Your instructions
Filter the entries for the word "Cluj". Copy each line in which it occurs.

[Element data from apps and pages]
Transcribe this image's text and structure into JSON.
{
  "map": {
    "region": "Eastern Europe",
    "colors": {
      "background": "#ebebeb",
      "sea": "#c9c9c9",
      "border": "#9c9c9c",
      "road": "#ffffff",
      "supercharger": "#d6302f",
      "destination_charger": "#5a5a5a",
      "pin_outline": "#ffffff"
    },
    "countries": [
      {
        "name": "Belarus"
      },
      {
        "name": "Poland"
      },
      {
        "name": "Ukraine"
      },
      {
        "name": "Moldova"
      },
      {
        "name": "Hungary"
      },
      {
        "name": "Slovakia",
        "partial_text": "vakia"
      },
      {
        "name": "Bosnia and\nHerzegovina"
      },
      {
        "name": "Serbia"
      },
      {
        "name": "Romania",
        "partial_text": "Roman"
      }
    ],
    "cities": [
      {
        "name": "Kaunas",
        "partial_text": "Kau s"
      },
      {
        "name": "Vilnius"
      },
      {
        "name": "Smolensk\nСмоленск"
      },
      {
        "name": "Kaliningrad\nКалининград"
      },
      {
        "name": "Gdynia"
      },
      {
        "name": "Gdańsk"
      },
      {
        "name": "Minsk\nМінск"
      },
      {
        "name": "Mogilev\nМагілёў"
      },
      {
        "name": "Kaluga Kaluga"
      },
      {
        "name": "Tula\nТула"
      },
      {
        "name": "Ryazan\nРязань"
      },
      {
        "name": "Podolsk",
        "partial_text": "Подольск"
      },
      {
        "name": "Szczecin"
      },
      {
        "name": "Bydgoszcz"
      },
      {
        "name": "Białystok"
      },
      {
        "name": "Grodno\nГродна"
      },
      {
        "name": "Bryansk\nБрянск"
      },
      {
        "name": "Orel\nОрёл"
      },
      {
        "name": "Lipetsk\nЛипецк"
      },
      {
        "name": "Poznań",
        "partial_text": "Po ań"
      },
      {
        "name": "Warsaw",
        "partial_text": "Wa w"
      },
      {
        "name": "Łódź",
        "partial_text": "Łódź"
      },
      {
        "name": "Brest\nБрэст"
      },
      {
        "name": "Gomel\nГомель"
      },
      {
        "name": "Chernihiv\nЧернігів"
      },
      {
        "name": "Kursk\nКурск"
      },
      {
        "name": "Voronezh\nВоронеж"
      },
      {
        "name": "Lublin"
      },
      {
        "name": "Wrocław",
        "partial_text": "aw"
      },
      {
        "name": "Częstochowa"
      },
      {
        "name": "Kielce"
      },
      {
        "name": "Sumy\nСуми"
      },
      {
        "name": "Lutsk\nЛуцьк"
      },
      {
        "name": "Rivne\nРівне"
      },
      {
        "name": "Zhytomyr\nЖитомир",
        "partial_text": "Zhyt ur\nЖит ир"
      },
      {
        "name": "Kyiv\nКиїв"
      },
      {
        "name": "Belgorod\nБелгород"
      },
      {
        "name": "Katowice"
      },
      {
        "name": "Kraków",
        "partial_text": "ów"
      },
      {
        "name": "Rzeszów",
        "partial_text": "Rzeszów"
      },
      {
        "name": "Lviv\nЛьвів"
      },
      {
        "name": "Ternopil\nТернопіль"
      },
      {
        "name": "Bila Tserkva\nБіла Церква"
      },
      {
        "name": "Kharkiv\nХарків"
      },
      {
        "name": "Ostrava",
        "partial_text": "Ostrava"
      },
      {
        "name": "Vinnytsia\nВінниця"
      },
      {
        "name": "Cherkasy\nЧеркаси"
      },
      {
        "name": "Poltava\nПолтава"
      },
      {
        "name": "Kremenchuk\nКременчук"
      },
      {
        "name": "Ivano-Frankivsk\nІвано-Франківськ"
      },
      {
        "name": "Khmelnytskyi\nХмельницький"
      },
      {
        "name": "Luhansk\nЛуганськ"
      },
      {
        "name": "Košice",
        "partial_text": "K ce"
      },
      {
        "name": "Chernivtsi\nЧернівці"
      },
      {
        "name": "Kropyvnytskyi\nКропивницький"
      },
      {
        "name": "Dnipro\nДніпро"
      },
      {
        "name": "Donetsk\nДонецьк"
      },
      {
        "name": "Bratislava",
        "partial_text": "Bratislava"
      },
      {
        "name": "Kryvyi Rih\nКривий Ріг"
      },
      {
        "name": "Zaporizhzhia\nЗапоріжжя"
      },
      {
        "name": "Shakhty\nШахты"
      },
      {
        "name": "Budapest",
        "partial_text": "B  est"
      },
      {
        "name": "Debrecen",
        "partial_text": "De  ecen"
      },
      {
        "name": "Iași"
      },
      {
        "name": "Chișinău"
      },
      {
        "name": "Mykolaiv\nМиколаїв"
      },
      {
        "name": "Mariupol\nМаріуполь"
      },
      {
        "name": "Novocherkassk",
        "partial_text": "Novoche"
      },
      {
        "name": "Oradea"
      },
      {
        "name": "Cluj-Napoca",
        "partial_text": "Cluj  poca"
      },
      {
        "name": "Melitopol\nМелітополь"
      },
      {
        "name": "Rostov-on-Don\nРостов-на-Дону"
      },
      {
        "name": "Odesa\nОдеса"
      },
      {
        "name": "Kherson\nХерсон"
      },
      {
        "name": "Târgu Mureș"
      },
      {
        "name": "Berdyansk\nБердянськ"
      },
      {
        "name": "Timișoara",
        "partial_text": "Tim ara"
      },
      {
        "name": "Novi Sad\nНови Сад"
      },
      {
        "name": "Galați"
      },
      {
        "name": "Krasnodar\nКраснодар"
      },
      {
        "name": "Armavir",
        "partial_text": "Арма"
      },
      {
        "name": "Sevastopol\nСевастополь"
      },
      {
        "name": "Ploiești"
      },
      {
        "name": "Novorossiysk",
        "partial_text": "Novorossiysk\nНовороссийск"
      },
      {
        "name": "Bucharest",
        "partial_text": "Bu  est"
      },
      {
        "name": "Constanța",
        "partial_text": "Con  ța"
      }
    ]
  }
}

Written solution
        "name": "Cluj-Napoca",
        "partial_text": "Cluj  poca"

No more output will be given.